(Collected data)

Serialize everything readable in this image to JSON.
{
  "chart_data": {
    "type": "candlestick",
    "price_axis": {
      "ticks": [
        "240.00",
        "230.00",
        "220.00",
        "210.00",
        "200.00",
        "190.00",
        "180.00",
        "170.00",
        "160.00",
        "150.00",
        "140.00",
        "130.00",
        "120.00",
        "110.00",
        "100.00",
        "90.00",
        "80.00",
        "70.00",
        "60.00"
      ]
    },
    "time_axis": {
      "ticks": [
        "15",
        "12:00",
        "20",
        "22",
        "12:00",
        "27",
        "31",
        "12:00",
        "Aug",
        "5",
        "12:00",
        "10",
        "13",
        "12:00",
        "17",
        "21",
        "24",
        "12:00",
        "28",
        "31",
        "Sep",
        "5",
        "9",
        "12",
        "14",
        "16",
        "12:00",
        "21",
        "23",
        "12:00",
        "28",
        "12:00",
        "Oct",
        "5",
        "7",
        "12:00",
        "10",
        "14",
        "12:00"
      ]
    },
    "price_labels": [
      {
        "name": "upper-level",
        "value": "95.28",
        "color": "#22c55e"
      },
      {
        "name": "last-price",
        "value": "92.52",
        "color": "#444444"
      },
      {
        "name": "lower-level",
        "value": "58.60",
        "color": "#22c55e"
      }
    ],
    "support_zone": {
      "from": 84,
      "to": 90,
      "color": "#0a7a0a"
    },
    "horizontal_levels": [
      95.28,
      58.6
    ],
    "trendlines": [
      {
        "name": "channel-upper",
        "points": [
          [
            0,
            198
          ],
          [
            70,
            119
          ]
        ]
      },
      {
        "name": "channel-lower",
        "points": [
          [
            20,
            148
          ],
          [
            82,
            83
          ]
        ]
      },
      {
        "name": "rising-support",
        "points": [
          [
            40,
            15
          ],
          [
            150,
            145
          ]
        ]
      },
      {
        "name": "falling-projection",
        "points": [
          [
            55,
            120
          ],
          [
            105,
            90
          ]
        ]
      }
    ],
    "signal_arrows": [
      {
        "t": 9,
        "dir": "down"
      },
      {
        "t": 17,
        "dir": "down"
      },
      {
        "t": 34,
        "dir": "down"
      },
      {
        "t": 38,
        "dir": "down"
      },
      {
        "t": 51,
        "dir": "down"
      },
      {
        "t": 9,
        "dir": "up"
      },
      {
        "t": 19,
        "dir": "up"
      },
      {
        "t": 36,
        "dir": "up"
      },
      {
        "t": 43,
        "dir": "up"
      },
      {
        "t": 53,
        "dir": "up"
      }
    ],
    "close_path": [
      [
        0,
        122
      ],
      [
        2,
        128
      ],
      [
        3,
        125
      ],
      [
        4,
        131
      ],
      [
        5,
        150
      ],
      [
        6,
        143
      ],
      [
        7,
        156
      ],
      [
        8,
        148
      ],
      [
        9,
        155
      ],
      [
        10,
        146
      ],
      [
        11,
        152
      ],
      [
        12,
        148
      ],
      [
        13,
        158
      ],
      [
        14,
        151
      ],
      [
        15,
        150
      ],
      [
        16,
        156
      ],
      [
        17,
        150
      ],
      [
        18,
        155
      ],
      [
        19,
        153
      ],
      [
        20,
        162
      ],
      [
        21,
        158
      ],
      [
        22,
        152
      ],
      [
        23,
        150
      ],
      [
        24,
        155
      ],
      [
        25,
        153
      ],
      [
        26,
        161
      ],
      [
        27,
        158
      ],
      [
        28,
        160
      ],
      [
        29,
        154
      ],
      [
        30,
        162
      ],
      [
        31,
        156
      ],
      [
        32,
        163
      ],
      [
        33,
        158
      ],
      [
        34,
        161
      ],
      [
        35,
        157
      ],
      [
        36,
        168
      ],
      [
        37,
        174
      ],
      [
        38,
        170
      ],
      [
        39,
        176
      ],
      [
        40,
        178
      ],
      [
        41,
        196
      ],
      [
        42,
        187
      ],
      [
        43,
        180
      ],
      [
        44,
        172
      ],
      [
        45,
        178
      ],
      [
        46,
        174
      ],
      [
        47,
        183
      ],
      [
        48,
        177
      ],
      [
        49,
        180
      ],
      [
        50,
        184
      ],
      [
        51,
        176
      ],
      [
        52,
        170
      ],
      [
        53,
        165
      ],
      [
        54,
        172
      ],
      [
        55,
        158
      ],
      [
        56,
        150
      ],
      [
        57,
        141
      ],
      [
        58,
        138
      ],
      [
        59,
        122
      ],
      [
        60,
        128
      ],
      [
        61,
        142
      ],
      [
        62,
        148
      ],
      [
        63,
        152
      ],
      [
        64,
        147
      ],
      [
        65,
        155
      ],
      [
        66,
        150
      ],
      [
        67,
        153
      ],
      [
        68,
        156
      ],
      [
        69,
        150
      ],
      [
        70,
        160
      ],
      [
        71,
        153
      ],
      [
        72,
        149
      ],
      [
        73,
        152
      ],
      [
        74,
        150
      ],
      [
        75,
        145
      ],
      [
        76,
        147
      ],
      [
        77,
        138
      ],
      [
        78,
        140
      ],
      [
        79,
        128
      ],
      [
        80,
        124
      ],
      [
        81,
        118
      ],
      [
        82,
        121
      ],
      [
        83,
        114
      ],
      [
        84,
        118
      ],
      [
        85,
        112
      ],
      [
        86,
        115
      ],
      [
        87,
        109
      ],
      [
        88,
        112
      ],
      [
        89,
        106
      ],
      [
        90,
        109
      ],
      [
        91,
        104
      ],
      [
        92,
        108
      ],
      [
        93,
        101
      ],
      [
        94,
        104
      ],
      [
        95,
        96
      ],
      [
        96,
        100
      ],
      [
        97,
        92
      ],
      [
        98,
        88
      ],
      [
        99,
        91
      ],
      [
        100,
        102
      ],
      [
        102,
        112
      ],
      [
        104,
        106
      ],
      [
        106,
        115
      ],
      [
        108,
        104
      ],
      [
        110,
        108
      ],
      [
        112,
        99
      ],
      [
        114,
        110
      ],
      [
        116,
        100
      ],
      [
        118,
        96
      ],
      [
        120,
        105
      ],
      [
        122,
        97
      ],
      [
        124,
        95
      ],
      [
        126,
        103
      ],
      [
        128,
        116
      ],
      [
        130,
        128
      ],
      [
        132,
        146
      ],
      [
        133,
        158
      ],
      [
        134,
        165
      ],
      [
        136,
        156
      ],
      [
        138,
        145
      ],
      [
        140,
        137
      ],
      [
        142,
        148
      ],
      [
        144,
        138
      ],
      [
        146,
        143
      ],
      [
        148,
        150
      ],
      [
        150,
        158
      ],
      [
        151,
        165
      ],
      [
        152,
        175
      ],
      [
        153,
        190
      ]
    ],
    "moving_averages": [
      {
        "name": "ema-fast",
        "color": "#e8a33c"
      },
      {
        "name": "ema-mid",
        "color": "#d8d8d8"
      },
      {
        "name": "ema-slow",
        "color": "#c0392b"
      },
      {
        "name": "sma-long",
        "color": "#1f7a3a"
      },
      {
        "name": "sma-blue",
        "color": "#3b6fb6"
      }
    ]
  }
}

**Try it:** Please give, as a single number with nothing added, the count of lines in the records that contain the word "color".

**Exercise answer:** 9